I’m rambling a bit, but to the point, the post highlighted many of the issues associated with pride today and the way pride is marketed to society as a whole. We’ve moved from a place of protest to it being viewed as a big party where everyone is welcome. When I first attended, the whole event was free (apart from the groups marching in the parade / protest). My first pride was London, and you could wander in to watch the acts on stage afterwards. It was a community event and it was such a formative experience for me. Now, 10 years later, both Brighton and London pride are ticketed events with (normally straight) celebrities to attract the crowds, significant sponsorship from corporations meaning that you are required to buy their branded products within the space and generally making the day an expensive affair for all. All in all, it’s turned into a corporate, expensive event that bears little resemblance to the pride events I attended in my youth. As such, it doesn’t feel like the community event, the safe place I planned my summer around when I was younger, so I don’t plan my summer around it anymore. It has been some years since I attended and more and more often I have straight cis friends asking me if I’m planning to go because they’ve got tickets and want to meet up. I don’t begrudge these friends going by any means, but I find myself wondering if they’re going because they want to show their support and solidarity or just because they want to go to a great party.

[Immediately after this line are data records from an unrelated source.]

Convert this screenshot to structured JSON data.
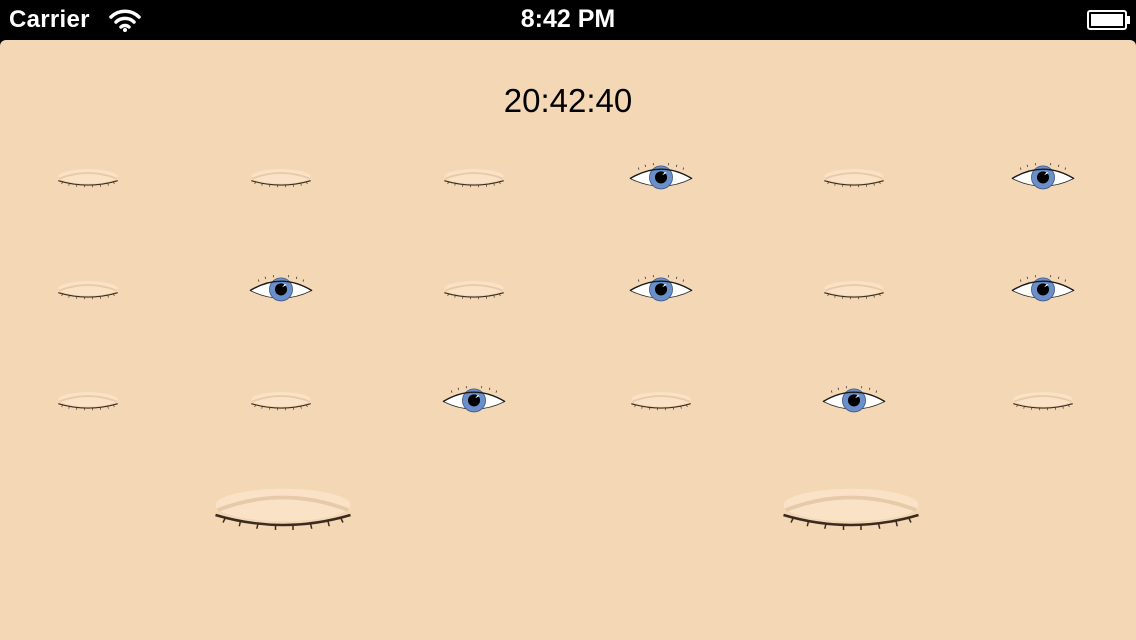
{
  "status_bar": {
    "carrier": "Carrier",
    "clock": "8:42 PM",
    "wifi_icon": "wifi-icon",
    "battery_icon": "battery-full-icon"
  },
  "app": {
    "time_display": "20:42:40",
    "colors": {
      "skin": "#f4d7b4",
      "iris": "#6a8fc9",
      "pupil": "#000000"
    },
    "grid_rows": [
      [
        "closed",
        "closed",
        "closed",
        "open",
        "closed",
        "open"
      ],
      [
        "closed",
        "open",
        "closed",
        "open",
        "closed",
        "open"
      ],
      [
        "closed",
        "closed",
        "open",
        "closed",
        "open",
        "closed"
      ]
    ],
    "bottom_eyes": [
      "closed",
      "closed"
    ]
  }
}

As for the fact it’s turned into a party – I personally believe there’s plenty more to protest, but I also believe there needs to be a space within that for people to celebrate who they are. Pride to me means a day where I can truly be proud of the person I am and reflect on how far I have come, what I have been through to become the person I am today. There was some discussion about whether straight, cis people should go to pride, and I firmly believe that they should… but… and it’s a big but… straight cis people coming to pride need to do so with the understanding that this is not their space. It is ours. For most of us, the journey to being able to walk down the street and be proud of who we are has not been an easy one and the courage it takes to walk in the parade during your first pride is huge. It is a coming-of-age moment for many and it is a moment very few will forget. So, I welcome allies with open arms, but with the understanding that ‘allies’ means a person who has taken the time to educate themselves and understand what Pride is about, why it started, why it still happens and have some insight into the experiences of the people who are marching in front of you.
If you’re someone who is an ally or wants to be one and you’re reading this, wondering what sort of things you should do to educate yourself, then I have some thoughts (these are truly off the top of my head and a quick google so this is not a comprehensive list by any means.)
- Watch the film Pride (2014) – It is a wonderful film based on real events and every time I watch it, I cry.
- Listen to your LGBT friends. Listen to what they are saying, take their lead.
- Have a look at these general bits of advice from Stonewall
- Read Stonewall’s report – ‘LGBT in Britain – Hate Crime (2017)‘
- Read Stonewall’s report – ‘LGBT in Britain – Trans Report (2018)‘
- Have a look at the UK government’s National LGBT Survey Results (the summary report is linked, it’s long, but the key findings are listed at the top.)
Most importantly, just understand that pride is the one place we can claim as ours. It is our pride in who we have become and our fight for the right to be ourselves in our every day. Understand that it is our space and you will be welcomed with open arms to support us.